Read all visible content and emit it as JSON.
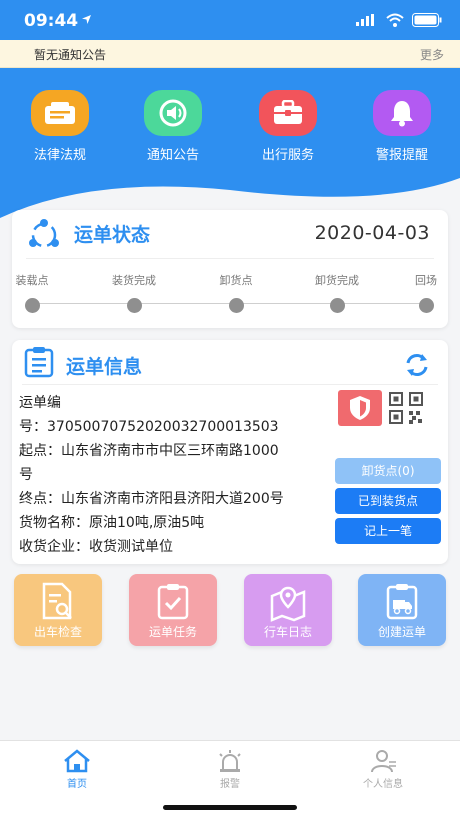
{
  "status_bar": {
    "time": "09:44"
  },
  "notice": {
    "text": "暂无通知公告",
    "more": "更多"
  },
  "quick_menu": [
    {
      "label": "法律法规",
      "color": "#f5a623"
    },
    {
      "label": "通知公告",
      "color": "#4cd89a"
    },
    {
      "label": "出行服务",
      "color": "#f2545b"
    },
    {
      "label": "警报提醒",
      "color": "#b35af2"
    }
  ],
  "waybill_status": {
    "title": "运单状态",
    "date": "2020-04-03",
    "steps": [
      "装载点",
      "装货完成",
      "卸货点",
      "卸货完成",
      "回场"
    ]
  },
  "waybill_info": {
    "title": "运单信息",
    "lines": [
      "运单编",
      "号：37050070752020032700013503",
      "起点：山东省济南市市中区三环南路1000",
      "号",
      "终点：山东省济南市济阳县济阳大道200号",
      "货物名称：原油10吨,原油5吨",
      "收货企业：收货测试单位"
    ],
    "buttons": {
      "unload": "卸货点(0)",
      "arrived": "已到装货点",
      "record": "记上一笔"
    }
  },
  "shortcuts": [
    {
      "label": "出车检查",
      "color": "#f8c77e"
    },
    {
      "label": "运单任务",
      "color": "#f5a3a8"
    },
    {
      "label": "行车日志",
      "color": "#d79cf0"
    },
    {
      "label": "创建运单",
      "color": "#7fb4f5"
    }
  ],
  "tabs": [
    {
      "label": "首页",
      "active": true
    },
    {
      "label": "报警",
      "active": false
    },
    {
      "label": "个人信息",
      "active": false
    }
  ],
  "colors": {
    "primary": "#2e8ff0",
    "disabled_button": "#8fc2f7",
    "button": "#1c7cf5"
  }
}
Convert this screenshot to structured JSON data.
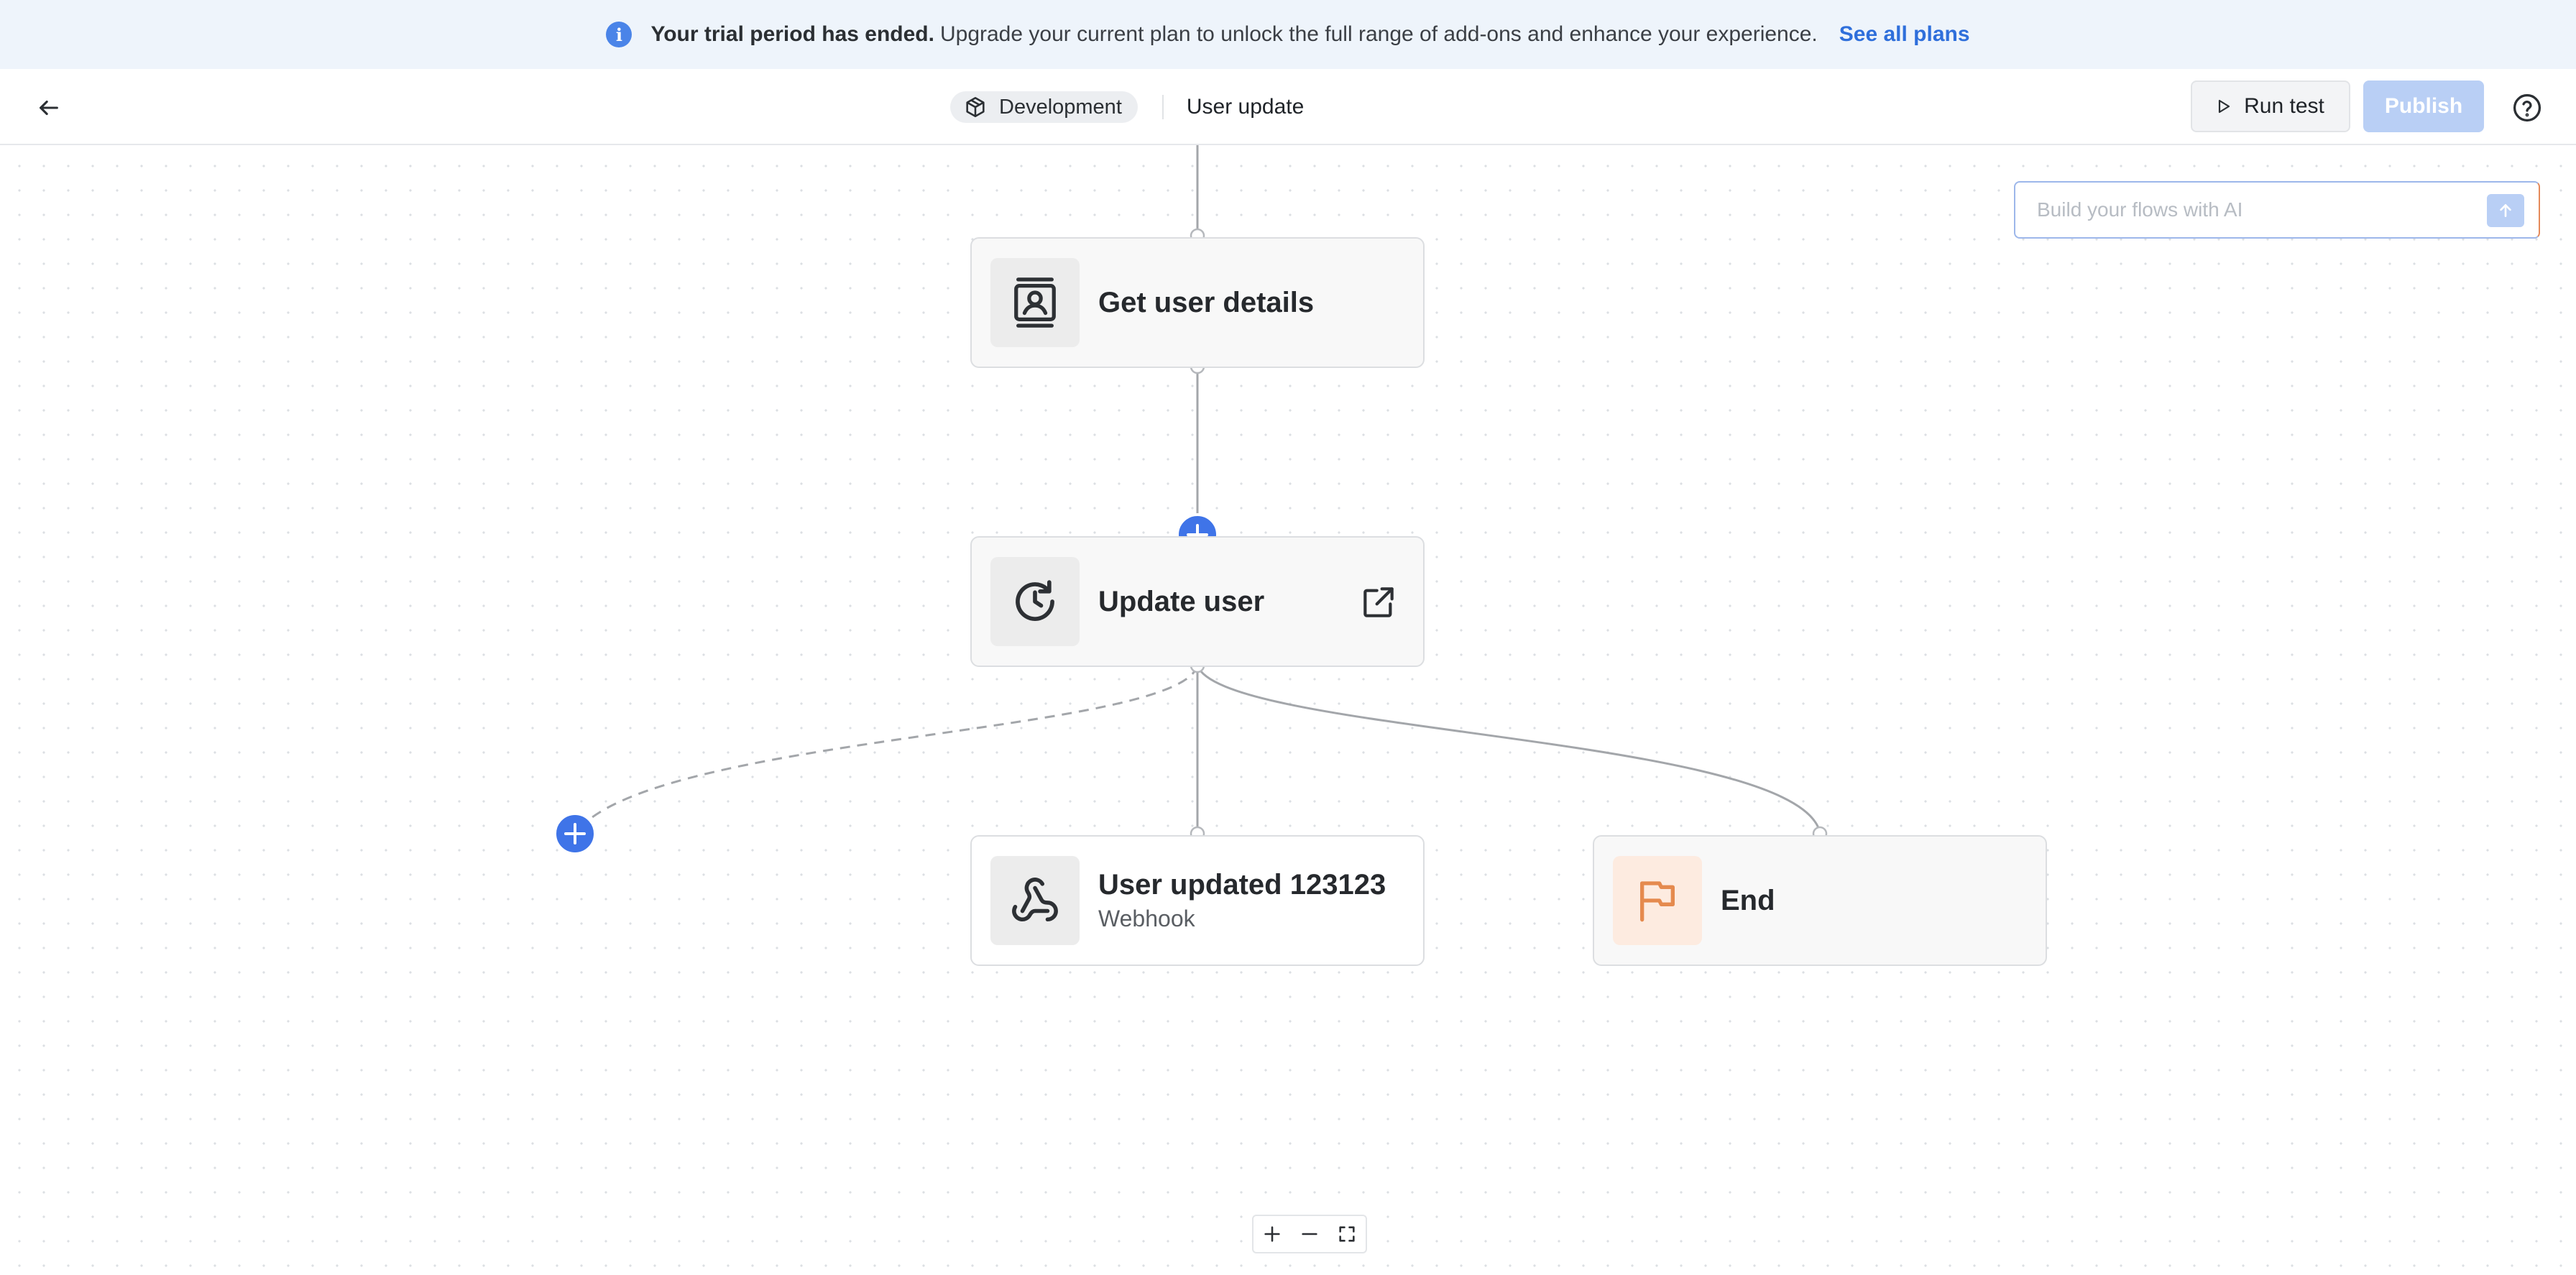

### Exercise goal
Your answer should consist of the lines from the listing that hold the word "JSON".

### Answer box
Read all visible content and emit it as JSON.
Convert this screenshot to structured JSON data.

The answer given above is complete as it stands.